──────── LISTED ENTRIES ────────

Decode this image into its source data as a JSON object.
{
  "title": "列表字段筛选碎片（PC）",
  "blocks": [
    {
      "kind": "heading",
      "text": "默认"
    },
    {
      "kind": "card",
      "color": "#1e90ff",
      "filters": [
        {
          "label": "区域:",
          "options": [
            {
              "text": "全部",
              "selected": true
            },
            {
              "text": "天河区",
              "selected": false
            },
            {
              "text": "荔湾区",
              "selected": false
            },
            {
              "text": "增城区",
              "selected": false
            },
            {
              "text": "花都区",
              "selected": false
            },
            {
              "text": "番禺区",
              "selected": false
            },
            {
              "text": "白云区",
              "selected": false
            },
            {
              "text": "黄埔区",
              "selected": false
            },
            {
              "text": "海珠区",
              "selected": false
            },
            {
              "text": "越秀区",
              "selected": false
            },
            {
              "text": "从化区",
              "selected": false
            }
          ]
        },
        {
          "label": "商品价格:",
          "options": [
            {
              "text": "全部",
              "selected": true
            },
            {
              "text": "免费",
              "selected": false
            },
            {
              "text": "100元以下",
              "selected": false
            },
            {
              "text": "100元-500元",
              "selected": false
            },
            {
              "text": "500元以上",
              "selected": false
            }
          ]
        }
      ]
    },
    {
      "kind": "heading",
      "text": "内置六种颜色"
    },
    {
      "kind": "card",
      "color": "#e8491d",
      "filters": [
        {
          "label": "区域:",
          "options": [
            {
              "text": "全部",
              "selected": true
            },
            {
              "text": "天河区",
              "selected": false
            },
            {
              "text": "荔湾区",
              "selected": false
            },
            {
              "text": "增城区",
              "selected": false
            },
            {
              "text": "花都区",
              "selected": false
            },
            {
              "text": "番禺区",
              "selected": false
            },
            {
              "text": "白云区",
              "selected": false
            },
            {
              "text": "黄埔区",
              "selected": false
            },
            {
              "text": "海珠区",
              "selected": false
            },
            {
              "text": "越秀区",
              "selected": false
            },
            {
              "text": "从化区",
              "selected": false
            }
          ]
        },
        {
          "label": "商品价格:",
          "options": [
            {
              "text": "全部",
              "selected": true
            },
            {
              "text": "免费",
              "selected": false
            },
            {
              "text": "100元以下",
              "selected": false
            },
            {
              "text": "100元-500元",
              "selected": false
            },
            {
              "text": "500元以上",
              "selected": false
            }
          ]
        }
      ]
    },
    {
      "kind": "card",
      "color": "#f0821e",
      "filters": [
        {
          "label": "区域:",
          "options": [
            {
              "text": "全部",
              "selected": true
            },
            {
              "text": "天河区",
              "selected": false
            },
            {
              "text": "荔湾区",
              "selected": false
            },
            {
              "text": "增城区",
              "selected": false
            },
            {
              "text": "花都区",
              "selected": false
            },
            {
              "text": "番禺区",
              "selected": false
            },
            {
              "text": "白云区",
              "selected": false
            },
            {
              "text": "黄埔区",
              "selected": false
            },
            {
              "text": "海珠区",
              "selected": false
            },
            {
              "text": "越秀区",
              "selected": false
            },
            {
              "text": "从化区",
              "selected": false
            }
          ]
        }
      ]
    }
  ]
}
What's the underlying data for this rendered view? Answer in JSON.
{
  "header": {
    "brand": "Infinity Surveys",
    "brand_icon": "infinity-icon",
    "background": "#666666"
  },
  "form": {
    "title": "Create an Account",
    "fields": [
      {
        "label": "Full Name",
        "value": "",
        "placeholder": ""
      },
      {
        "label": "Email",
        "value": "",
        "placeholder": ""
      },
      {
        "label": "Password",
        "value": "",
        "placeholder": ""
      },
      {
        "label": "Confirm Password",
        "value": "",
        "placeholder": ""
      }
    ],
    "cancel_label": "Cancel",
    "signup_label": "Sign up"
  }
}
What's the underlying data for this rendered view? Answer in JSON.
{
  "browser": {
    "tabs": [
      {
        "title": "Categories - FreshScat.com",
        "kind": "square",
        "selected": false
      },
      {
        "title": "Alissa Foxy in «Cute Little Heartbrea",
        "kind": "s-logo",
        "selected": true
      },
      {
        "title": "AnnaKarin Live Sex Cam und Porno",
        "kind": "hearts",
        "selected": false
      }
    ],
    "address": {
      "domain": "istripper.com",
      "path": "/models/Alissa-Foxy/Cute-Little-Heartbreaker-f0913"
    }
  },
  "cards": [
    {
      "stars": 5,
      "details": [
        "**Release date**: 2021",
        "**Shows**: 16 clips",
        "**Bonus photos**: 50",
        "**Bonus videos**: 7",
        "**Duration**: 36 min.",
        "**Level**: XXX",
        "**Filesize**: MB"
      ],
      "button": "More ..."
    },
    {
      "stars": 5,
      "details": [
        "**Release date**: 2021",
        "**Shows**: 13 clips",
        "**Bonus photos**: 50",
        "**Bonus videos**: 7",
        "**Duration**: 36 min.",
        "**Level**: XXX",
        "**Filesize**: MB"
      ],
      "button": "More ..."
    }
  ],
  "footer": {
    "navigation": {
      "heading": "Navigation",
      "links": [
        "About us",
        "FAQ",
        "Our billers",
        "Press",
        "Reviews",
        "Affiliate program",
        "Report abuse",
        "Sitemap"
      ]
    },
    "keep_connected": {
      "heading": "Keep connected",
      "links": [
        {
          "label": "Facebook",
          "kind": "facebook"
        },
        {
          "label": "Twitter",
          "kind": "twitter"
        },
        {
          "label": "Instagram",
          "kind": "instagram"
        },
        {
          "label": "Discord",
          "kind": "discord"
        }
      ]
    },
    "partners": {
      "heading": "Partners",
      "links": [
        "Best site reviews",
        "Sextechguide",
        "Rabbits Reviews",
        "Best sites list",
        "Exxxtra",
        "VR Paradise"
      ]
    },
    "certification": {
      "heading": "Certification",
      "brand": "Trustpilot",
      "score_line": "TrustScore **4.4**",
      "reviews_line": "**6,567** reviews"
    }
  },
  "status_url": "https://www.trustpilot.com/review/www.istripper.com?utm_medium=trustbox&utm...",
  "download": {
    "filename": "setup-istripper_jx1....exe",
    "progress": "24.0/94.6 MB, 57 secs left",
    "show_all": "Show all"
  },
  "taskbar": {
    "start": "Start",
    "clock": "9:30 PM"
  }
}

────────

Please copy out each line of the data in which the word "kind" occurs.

      "kind": "heading",
      "kind": "card",
      "kind": "heading",
      "kind": "card",
      "kind": "card",
        "kind": "square",
        "kind": "s-logo",
        "kind": "hearts",
          "kind": "facebook"
          "kind": "twitter"
          "kind": "instagram"
          "kind": "discord"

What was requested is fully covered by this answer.